One procedure that many patients dread hearing is root canal. Root canals have probably one of the worst reputations. However, this reputation might not be fully deserved. Root canals have their reputation purely because of the old way they were performed, but over the last few decades the procedure has changed quite a bit. And nowadays root canal procedures are much more comfortable than in the past. In this article, we will cover when you need a root canal, how to prevent needing one, and how the procedure works.

When Do I Need A Root Canal & Root Canal Symptoms

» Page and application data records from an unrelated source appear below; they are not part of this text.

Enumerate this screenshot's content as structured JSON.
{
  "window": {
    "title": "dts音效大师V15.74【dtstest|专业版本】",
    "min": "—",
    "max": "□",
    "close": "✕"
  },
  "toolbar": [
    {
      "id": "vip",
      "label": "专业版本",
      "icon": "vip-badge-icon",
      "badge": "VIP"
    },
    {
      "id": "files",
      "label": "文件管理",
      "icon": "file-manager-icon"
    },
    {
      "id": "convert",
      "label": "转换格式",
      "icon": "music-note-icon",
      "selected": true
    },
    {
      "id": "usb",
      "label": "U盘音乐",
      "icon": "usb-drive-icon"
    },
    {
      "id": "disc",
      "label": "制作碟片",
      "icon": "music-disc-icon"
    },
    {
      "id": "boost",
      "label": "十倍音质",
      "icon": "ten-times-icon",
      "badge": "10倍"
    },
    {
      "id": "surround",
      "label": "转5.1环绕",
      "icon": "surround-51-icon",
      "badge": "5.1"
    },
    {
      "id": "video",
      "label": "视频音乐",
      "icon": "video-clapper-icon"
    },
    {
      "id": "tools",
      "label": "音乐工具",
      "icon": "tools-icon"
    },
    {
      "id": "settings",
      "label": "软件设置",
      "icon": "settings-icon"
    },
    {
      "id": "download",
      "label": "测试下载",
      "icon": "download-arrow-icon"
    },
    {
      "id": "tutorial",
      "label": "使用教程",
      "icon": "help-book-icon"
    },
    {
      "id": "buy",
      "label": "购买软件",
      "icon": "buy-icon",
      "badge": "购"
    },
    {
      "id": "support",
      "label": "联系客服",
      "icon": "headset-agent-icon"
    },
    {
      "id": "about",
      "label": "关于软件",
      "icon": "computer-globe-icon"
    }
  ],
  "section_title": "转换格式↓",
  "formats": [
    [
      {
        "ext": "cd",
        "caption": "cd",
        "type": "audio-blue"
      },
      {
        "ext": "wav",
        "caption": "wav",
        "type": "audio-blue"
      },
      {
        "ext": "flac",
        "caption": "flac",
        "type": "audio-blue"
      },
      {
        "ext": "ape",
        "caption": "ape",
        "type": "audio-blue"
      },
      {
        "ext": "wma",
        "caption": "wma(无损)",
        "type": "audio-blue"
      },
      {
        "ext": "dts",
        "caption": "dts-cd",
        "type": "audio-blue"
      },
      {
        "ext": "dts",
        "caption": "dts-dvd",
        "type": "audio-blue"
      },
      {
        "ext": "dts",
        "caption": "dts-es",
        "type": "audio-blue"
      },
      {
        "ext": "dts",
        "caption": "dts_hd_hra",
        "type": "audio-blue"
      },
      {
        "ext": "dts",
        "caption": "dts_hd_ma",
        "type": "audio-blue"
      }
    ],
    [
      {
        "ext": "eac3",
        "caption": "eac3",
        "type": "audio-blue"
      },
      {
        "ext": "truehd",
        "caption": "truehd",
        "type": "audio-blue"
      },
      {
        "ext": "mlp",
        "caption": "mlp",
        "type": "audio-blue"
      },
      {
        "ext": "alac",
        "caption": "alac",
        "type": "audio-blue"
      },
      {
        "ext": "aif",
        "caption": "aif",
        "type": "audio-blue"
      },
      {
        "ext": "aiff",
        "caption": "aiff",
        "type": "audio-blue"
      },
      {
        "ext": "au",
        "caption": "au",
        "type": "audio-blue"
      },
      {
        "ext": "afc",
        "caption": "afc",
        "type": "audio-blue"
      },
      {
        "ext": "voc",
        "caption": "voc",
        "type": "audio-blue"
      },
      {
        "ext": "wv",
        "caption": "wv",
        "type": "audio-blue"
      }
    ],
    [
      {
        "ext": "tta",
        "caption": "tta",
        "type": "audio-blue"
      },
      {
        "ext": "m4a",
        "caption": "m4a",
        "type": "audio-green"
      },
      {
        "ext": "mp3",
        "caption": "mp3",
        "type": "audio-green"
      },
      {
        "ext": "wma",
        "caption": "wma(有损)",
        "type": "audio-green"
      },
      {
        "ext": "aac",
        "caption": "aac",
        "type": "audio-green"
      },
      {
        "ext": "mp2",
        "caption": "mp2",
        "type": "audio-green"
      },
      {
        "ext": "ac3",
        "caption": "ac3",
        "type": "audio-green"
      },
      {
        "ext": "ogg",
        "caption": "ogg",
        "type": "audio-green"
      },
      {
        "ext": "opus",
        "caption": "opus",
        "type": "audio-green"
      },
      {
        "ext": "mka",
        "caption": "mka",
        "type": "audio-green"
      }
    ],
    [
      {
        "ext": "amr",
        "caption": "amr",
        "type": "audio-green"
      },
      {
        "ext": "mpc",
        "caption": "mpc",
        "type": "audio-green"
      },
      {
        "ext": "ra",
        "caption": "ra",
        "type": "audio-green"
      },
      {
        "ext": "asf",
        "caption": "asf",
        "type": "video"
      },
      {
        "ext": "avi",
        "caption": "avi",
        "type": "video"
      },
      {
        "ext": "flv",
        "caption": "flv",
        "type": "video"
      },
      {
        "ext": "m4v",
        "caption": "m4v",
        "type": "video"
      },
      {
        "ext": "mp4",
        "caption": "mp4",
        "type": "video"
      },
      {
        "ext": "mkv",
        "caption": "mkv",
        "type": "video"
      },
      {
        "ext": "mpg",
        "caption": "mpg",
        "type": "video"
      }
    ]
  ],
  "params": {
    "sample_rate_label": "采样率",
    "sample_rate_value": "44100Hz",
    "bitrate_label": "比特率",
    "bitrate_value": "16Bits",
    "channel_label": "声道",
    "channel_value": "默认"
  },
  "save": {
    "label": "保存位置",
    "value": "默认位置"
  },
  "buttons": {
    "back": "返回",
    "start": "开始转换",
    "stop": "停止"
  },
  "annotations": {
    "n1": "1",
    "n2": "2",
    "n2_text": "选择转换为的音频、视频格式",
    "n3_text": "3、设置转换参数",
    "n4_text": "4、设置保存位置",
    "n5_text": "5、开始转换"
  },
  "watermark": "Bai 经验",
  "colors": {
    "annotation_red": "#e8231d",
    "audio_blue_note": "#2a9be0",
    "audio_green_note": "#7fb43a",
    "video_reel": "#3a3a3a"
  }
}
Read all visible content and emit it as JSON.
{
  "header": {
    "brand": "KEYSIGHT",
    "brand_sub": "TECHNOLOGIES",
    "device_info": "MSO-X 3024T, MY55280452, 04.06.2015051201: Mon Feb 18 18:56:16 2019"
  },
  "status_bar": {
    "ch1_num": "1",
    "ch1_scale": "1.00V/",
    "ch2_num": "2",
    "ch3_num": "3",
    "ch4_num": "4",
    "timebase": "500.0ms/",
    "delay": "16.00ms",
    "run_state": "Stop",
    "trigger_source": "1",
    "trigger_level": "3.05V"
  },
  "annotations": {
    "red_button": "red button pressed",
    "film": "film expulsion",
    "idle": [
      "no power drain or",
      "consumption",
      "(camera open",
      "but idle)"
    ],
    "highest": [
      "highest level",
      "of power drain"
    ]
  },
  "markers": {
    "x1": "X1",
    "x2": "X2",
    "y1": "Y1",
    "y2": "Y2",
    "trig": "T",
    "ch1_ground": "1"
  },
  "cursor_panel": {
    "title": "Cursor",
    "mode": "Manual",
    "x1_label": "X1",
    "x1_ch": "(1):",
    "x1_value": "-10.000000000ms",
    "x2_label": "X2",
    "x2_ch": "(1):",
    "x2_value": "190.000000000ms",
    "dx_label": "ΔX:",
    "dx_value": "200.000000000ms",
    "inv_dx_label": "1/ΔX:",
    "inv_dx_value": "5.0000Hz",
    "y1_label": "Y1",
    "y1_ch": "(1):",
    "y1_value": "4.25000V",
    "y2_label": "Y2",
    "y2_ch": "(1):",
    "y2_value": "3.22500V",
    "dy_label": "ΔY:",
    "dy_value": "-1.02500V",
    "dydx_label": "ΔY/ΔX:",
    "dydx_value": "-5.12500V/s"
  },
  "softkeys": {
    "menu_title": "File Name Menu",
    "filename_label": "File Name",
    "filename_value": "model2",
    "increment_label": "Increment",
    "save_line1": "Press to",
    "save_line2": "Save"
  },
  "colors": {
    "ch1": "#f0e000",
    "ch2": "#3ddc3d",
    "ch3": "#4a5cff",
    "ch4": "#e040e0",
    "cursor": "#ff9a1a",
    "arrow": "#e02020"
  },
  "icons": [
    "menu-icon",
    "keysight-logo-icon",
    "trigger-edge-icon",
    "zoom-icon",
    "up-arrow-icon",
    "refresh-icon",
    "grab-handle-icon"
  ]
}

The reason you need a root canal is usually because of decay. When sugars from food mix with bacteria in our mouths it can lead to decay that spreads throughout our teeth. Over time that decay can spread past the dentin which is what would cause a cavity. A cavity is usually fixed be drilling away the decay and then filling the hole with resin or another material. But if the decay spreads past the dentin and into the root of the tooth you will need a root canal. Like with a filling you will need the decay removed and the tooth filled with resin or another material to protect the tooth. 

Some common symptoms of decay in your tooth root include tooth pain and tooth aches. However it is very common for decay to spread without noticing. That is why it is so important to see your dentist frequently. Seeing your dentist every six months can ensure that early warning signs of dental decay are treated. 

How Do I Prevent A Root Canal

There are a few things you can do to prevent root canals. First and foremost, you need to practice good dental habits. Brushing your teeth twice a day, flossing once a day, and taking care of your teeth in general can prevent the spread of tooth decay. Additionally, you should make sure to limit foods and drinks that are associated with tooth decay. Foods with high sugar, acidity, or starches can increase the decay rate of your teeth. Finally, and most importantly, you need to see a dentist twice a year. Seeing a dentist helps in two important ways. During an exam any teeth that are showing of signs of damage can be caught early before the decay spreads. Additionally a professional cleaning and treatments like sealants can protect your teeth much better than just brushing and flossing. 

What Happens During A Root Canal

During a root canal your mouth is numbed similar to how it would be before getting a tooth pulled or a cavity filled. A drill is then placed at the top of the tooth that goes down into the root. The decay is removed from the effected root canal and the canal is then filled. Often, a dentist will also attach a dental crown to the top of the tooth to replace the chewing surface. Afterwards you may feel some discomfort as the anesthesia wears off. 

Schedule Restorative Dental Services

If you need restorative dental services for you or a member of your family, please give us a call. We would be happy to help with a variety of dental treatments for you and your family.